_Directions for this task:_ In your copy, include no images, and write out every entry below exactly as it stands.

-----

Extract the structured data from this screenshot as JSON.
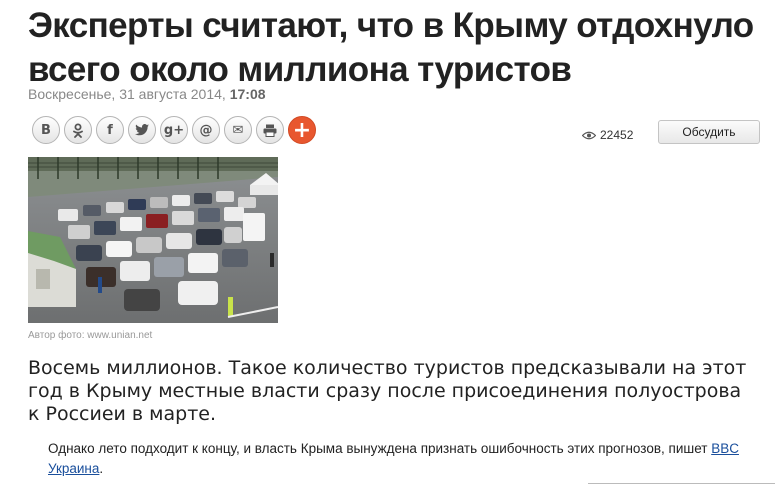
{
  "article": {
    "headline": "Эксперты считают, что в Крыму отдохнуло всего около миллиона туристов",
    "date": "Воскресенье, 31 августа 2014,",
    "time": "17:08",
    "views": "22452",
    "discuss_label": "Обсудить",
    "photo_caption": "Автор фото: www.unian.net",
    "lead": "Восемь миллионов. Такое количество туристов предсказывали на этот год в Крыму местные власти сразу после присоединения полуострова к Россиеи в марте.",
    "body_prefix": "Однако лето подходит к концу, и власть Крыма вынуждена признать ошибочность этих прогнозов, пишет ",
    "body_link": "BBC Украина",
    "body_suffix": "."
  },
  "share": {
    "vk": "В",
    "ok": "ок",
    "fb": "f",
    "tw": "tw",
    "gplus": "g+",
    "mail": "@",
    "email": "✉",
    "print": "⎙",
    "more": "+"
  },
  "icons": {
    "views": "eye-icon",
    "accent": "#e8572f"
  }
}
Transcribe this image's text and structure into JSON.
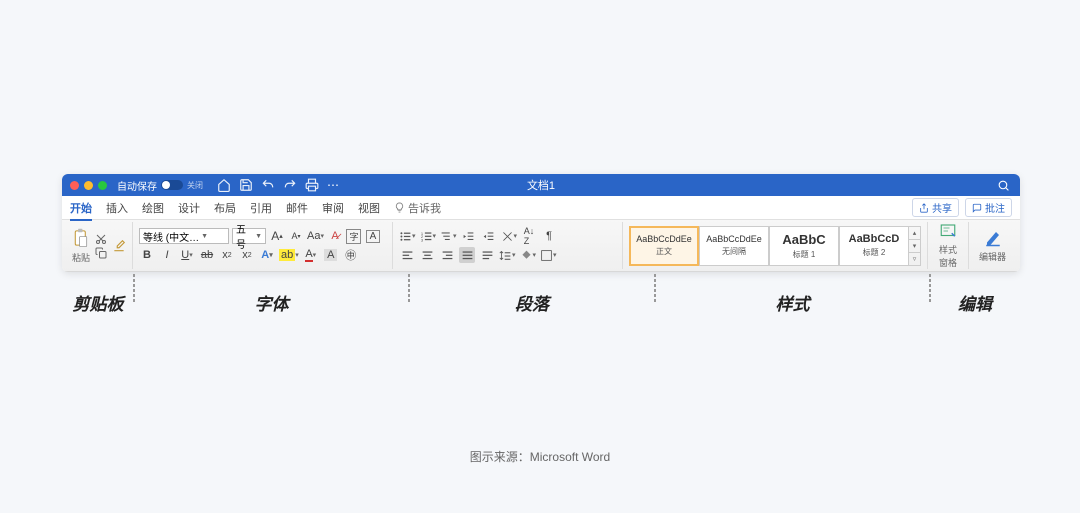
{
  "titlebar": {
    "autosave_label": "自动保存",
    "autosave_state": "关闭",
    "doc_title": "文档1"
  },
  "tabs": [
    "开始",
    "插入",
    "绘图",
    "设计",
    "布局",
    "引用",
    "邮件",
    "审阅",
    "视图"
  ],
  "tellme": "告诉我",
  "share": "共享",
  "comments": "批注",
  "clipboard": {
    "paste": "粘贴"
  },
  "font": {
    "name": "等线 (中文…",
    "size": "五号"
  },
  "styles": [
    {
      "preview": "AaBbCcDdEe",
      "name": "正文"
    },
    {
      "preview": "AaBbCcDdEe",
      "name": "无间隔"
    },
    {
      "preview": "AaBbC",
      "name": "标题 1"
    },
    {
      "preview": "AaBbCcD",
      "name": "标题 2"
    }
  ],
  "style_pane": "样式\n窗格",
  "editor": "编辑器",
  "annotations": [
    "剪贴板",
    "字体",
    "段落",
    "样式",
    "编辑"
  ],
  "caption": "图示来源：Microsoft Word"
}
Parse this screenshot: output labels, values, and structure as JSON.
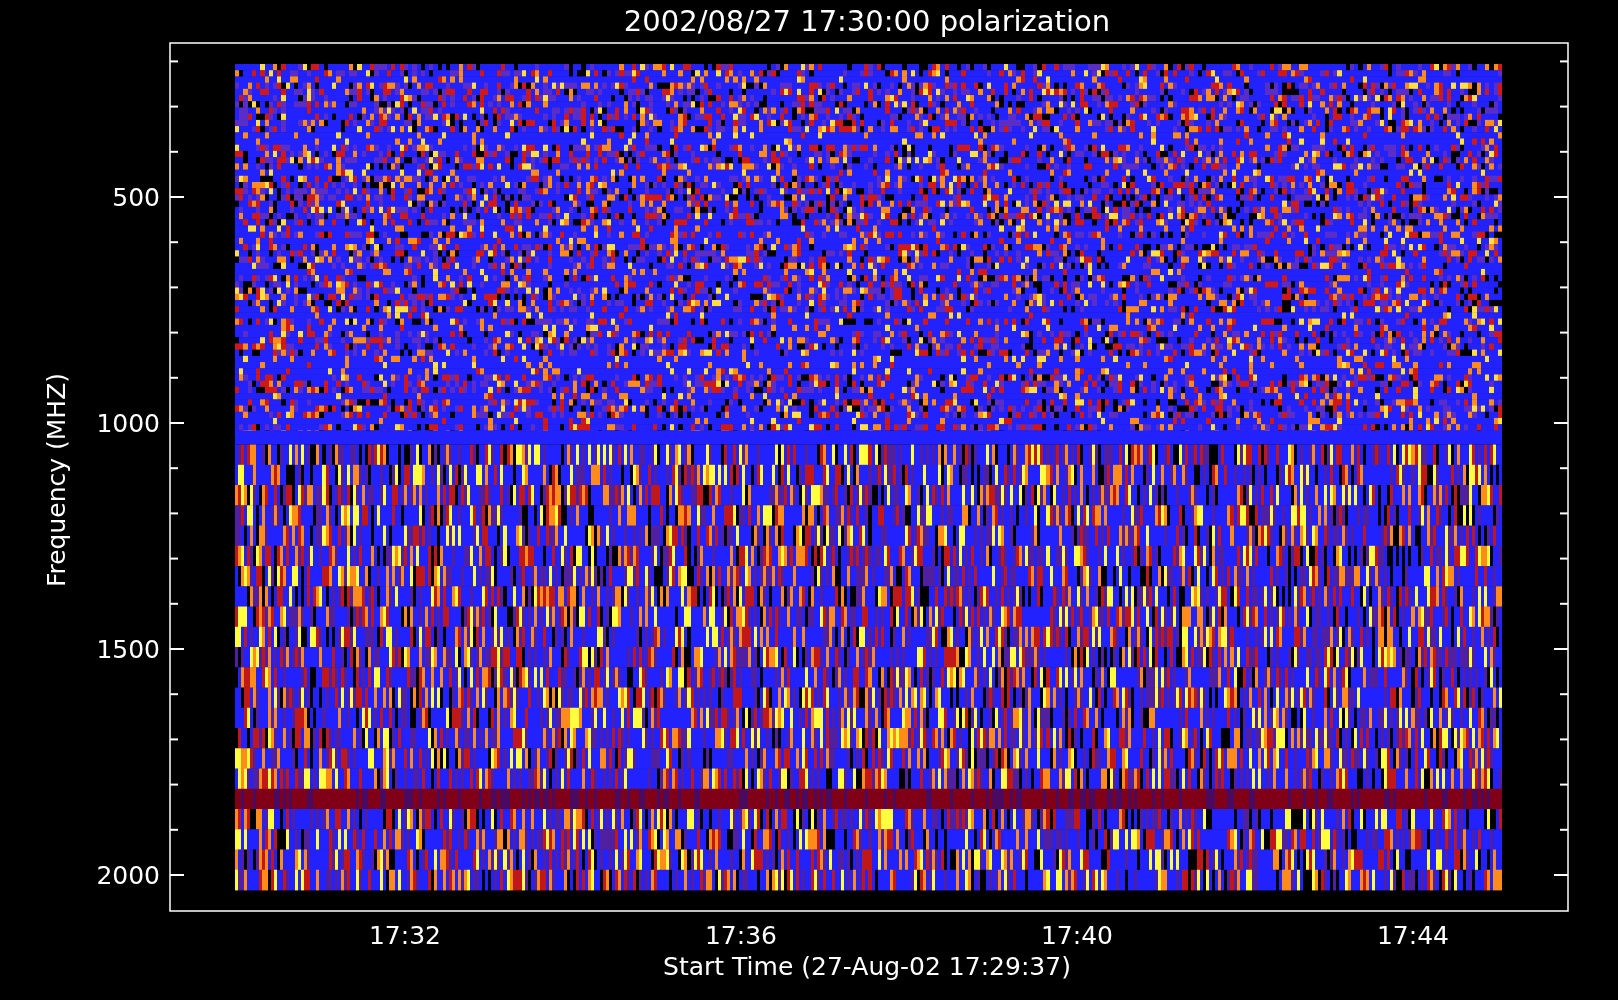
{
  "plot": {
    "title": "2002/08/27 17:30:00 polarization",
    "ylabel": "Frequency (MHZ)",
    "xlabel": "Start Time (27-Aug-02 17:29:37)",
    "yticks": [
      "500",
      "1000",
      "1500",
      "2000"
    ],
    "xticks": [
      "17:32",
      "17:36",
      "17:40",
      "17:44"
    ]
  }
}
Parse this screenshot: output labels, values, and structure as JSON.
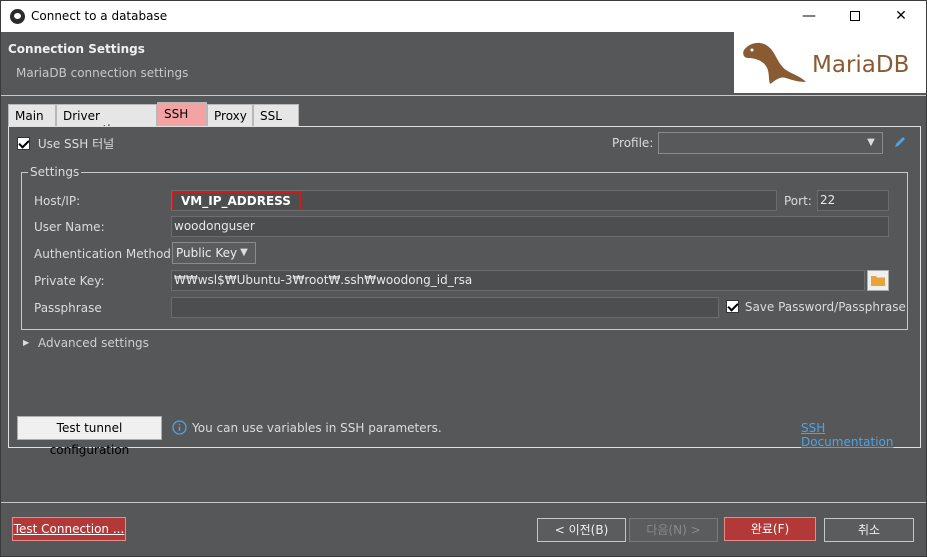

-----

_Solution below:_
Extract the structured data from this screenshot as JSON.
{
  "article": {
    "headline": "Эксперты считают, что в Крыму отдохнуло всего около миллиона туристов",
    "date": "Воскресенье, 31 августа 2014,",
    "time": "17:08",
    "views": "22452",
    "discuss_label": "Обсудить",
    "photo_caption": "Автор фото: www.unian.net",
    "lead": "Восемь миллионов. Такое количество туристов предсказывали на этот год в Крыму местные власти сразу после присоединения полуострова к Россиеи в марте.",
    "body_prefix": "Однако лето подходит к концу, и власть Крыма вынуждена признать ошибочность этих прогнозов, пишет ",
    "body_link": "BBC Украина",
    "body_suffix": "."
  },
  "share": {
    "vk": "В",
    "ok": "ок",
    "fb": "f",
    "tw": "tw",
    "gplus": "g+",
    "mail": "@",
    "email": "✉",
    "print": "⎙",
    "more": "+"
  },
  "icons": {
    "views": "eye-icon",
    "accent": "#e8572f"
  }
}
Transcribe this image's text and structure into JSON.
{
  "titlebar": {
    "autosave_label": "自动保存",
    "autosave_state": "关闭",
    "doc_title": "文档1"
  },
  "tabs": [
    "开始",
    "插入",
    "绘图",
    "设计",
    "布局",
    "引用",
    "邮件",
    "审阅",
    "视图"
  ],
  "tellme": "告诉我",
  "share": "共享",
  "comments": "批注",
  "clipboard": {
    "paste": "粘贴"
  },
  "font": {
    "name": "等线 (中文…",
    "size": "五号"
  },
  "styles": [
    {
      "preview": "AaBbCcDdEe",
      "name": "正文"
    },
    {
      "preview": "AaBbCcDdEe",
      "name": "无间隔"
    },
    {
      "preview": "AaBbC",
      "name": "标题 1"
    },
    {
      "preview": "AaBbCcD",
      "name": "标题 2"
    }
  ],
  "style_pane": "样式\n窗格",
  "editor": "编辑器",
  "annotations": [
    "剪贴板",
    "字体",
    "段落",
    "样式",
    "编辑"
  ],
  "caption": "图示来源：Microsoft Word"
}
Parse this screenshot: output labels, values, and structure as JSON.
{
  "plot": {
    "title": "2002/08/27 17:30:00 polarization",
    "ylabel": "Frequency (MHZ)",
    "xlabel": "Start Time (27-Aug-02 17:29:37)",
    "yticks": [
      "500",
      "1000",
      "1500",
      "2000"
    ],
    "xticks": [
      "17:32",
      "17:36",
      "17:40",
      "17:44"
    ]
  }
}
Parse this screenshot: output labels, values, and structure as JSON.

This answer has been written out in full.